Copy each line of the entries that contains the word "this".

[Page and application data records]
+ + + +

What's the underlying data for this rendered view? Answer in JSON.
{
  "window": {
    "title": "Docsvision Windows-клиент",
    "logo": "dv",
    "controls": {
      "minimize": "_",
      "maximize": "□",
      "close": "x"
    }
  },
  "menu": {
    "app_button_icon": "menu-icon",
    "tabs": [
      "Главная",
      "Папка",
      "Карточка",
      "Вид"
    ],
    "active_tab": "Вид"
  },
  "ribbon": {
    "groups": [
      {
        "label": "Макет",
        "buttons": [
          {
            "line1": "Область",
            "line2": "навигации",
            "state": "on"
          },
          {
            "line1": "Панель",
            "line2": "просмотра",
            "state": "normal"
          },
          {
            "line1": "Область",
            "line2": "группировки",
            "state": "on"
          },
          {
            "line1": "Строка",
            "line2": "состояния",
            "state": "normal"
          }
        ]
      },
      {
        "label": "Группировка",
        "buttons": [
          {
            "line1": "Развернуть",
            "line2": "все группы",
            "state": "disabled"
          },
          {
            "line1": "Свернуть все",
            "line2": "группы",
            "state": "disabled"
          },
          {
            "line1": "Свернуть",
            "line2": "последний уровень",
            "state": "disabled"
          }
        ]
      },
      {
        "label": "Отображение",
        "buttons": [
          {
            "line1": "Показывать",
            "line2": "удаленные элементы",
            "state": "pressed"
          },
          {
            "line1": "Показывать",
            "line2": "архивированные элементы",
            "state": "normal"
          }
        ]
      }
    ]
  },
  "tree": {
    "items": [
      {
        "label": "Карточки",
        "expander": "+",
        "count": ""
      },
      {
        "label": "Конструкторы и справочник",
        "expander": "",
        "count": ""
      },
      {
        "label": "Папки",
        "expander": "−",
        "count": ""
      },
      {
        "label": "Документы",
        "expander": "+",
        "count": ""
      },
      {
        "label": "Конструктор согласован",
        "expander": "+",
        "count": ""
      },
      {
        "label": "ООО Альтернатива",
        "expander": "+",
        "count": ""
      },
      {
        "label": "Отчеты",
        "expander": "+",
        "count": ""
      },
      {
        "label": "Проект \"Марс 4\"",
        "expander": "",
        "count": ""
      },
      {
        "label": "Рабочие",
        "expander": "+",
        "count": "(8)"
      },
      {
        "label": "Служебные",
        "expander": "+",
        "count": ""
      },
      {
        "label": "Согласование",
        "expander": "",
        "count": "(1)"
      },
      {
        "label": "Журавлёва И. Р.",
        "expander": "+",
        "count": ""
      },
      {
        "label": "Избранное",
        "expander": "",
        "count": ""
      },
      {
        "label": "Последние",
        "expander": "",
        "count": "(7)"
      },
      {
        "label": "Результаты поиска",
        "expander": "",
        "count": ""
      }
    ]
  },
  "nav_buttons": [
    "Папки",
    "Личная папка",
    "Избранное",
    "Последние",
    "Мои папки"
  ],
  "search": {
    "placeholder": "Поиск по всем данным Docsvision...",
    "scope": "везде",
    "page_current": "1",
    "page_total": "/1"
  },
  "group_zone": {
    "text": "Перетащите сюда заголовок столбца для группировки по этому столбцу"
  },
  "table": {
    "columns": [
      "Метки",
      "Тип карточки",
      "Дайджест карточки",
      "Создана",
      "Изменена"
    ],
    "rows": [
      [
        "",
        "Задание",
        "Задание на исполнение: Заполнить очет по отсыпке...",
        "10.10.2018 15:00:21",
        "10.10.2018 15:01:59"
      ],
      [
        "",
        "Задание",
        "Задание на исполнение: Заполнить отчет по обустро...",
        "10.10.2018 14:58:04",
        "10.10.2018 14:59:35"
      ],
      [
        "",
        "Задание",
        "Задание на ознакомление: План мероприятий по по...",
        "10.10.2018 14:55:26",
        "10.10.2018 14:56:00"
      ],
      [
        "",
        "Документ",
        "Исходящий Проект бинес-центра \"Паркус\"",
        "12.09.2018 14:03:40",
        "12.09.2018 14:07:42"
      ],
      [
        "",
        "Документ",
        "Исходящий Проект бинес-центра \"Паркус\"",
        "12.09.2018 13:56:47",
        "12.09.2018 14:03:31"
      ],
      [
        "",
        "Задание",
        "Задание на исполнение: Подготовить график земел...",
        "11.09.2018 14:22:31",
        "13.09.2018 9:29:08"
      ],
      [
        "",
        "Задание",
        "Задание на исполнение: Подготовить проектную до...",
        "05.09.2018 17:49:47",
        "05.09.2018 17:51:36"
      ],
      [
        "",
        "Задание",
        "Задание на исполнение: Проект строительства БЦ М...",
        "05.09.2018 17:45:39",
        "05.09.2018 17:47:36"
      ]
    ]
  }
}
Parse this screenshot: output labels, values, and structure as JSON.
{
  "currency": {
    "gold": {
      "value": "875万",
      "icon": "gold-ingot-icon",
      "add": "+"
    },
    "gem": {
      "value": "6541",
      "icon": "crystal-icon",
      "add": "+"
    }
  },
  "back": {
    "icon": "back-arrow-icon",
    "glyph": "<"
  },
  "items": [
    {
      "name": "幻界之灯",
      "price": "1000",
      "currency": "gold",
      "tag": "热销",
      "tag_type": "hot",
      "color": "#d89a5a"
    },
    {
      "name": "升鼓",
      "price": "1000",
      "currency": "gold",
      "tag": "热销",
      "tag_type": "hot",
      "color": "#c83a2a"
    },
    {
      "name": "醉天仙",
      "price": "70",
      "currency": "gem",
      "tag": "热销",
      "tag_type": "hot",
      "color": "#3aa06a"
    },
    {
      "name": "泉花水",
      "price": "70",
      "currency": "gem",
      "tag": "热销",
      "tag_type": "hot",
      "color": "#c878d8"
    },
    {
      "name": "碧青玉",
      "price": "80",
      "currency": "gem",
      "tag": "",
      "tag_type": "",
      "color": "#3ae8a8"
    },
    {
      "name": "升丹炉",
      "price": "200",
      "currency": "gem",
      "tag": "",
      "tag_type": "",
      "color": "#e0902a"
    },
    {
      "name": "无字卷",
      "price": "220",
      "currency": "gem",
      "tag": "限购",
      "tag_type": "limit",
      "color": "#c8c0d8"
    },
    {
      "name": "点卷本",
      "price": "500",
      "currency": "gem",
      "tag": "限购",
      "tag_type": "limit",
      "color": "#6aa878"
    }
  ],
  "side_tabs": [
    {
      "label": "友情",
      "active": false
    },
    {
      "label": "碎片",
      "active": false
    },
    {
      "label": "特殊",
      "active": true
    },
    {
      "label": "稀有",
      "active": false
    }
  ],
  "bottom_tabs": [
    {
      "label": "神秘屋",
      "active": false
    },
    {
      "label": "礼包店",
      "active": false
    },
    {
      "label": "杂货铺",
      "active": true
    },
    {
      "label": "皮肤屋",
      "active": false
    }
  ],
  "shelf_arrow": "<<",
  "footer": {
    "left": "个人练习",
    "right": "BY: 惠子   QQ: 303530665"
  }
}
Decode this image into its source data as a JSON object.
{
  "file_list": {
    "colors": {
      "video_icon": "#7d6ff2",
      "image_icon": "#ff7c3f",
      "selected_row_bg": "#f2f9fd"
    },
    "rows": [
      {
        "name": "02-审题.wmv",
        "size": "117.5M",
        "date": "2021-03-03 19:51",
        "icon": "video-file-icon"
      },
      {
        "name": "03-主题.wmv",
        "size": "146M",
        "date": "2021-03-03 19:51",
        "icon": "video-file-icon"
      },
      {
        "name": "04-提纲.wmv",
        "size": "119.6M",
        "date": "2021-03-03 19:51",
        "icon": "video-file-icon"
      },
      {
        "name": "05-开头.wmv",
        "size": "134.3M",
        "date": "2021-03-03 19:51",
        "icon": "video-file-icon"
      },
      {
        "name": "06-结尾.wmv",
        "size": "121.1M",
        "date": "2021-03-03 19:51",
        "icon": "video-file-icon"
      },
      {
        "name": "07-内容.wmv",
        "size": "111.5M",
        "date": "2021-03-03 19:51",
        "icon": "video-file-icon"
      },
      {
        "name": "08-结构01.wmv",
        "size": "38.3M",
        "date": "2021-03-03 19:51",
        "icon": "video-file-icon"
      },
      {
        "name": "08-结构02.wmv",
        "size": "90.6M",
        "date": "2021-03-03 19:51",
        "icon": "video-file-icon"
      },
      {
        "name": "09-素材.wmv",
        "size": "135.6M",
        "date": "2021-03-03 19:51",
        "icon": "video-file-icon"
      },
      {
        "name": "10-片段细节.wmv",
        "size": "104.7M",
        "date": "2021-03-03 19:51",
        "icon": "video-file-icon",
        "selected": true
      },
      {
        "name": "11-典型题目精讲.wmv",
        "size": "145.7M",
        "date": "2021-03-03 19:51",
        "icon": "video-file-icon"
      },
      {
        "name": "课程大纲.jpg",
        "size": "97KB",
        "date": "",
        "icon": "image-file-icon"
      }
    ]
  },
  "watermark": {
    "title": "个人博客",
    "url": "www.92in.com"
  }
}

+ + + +

> [ANSWER SPACE]
What's the underlying data for this rendered view? Answer in JSON.
Parse this screenshot: output labels, values, and structure as JSON.
Decode this image into its source data as a JSON object.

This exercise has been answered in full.